Instructions for the task — Check each line of the data below for the string "value", then state how many have it and nothing else.

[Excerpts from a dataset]
========================================
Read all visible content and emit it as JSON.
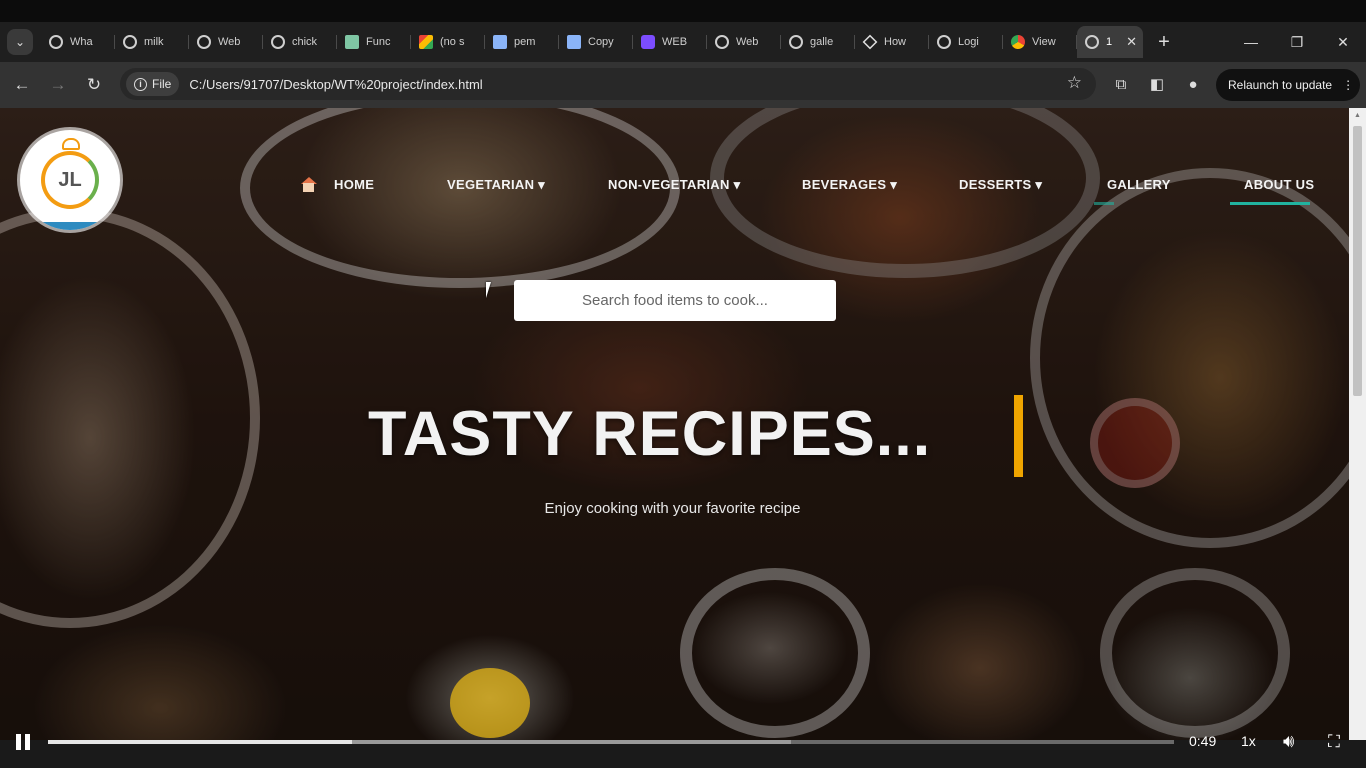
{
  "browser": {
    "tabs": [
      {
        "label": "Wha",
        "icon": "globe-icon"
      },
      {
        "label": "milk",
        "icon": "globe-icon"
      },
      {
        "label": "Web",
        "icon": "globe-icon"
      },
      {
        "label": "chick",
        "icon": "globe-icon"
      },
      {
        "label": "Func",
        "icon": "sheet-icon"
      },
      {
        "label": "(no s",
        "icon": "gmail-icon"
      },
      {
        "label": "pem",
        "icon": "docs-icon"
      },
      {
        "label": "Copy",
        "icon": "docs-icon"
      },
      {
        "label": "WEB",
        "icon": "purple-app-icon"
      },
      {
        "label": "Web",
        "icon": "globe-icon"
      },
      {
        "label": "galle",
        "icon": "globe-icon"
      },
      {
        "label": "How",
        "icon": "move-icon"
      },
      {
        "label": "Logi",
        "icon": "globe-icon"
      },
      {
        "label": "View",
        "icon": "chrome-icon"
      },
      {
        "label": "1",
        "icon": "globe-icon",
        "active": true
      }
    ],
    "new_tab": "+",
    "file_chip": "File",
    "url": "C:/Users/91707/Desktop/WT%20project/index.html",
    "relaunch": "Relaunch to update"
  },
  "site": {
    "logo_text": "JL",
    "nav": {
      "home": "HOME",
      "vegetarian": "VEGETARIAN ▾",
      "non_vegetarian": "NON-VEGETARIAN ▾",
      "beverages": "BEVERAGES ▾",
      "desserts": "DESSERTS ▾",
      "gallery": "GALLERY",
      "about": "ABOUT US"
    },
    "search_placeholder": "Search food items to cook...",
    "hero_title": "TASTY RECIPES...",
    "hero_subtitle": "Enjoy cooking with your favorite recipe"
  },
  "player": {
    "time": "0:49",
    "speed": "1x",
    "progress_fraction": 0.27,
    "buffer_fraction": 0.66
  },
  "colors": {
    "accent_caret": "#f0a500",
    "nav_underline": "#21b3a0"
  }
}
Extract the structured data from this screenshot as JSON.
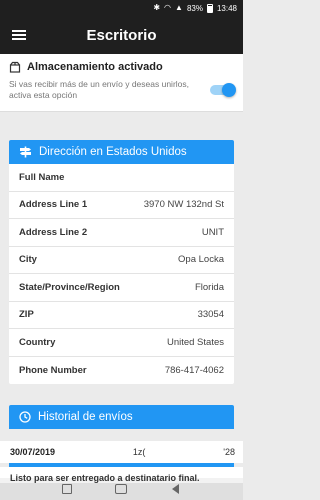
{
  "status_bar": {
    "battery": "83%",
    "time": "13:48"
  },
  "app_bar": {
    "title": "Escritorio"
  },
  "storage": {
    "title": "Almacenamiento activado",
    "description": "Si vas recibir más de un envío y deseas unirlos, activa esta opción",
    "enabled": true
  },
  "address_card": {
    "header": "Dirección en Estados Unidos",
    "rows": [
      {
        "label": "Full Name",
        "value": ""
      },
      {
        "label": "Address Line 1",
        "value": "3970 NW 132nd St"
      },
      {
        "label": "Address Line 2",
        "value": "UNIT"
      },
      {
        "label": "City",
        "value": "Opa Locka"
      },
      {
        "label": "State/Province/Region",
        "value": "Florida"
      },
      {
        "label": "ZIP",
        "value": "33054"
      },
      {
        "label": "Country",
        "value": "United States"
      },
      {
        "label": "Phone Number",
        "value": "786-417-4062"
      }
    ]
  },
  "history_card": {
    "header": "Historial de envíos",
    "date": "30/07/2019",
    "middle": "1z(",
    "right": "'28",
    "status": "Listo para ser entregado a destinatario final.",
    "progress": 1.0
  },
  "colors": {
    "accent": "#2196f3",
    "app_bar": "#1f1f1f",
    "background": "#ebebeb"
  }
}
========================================
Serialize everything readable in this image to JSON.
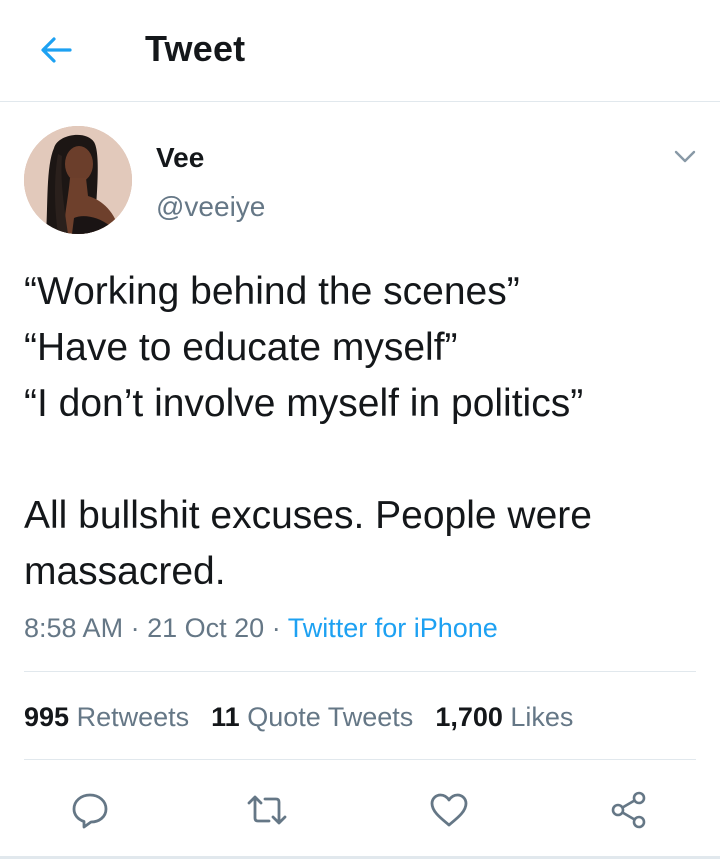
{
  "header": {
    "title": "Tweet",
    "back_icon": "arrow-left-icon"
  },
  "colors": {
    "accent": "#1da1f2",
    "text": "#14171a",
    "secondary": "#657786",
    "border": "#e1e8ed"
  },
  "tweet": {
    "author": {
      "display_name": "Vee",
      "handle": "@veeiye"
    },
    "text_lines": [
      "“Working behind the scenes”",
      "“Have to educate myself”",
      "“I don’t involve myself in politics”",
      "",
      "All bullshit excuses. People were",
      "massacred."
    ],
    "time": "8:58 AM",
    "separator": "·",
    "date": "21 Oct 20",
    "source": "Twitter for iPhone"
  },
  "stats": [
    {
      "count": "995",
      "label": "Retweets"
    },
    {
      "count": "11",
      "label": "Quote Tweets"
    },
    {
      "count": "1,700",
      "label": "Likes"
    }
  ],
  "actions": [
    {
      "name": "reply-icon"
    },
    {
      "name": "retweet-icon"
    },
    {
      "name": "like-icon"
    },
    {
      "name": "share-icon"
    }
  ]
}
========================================
Response to the task — 8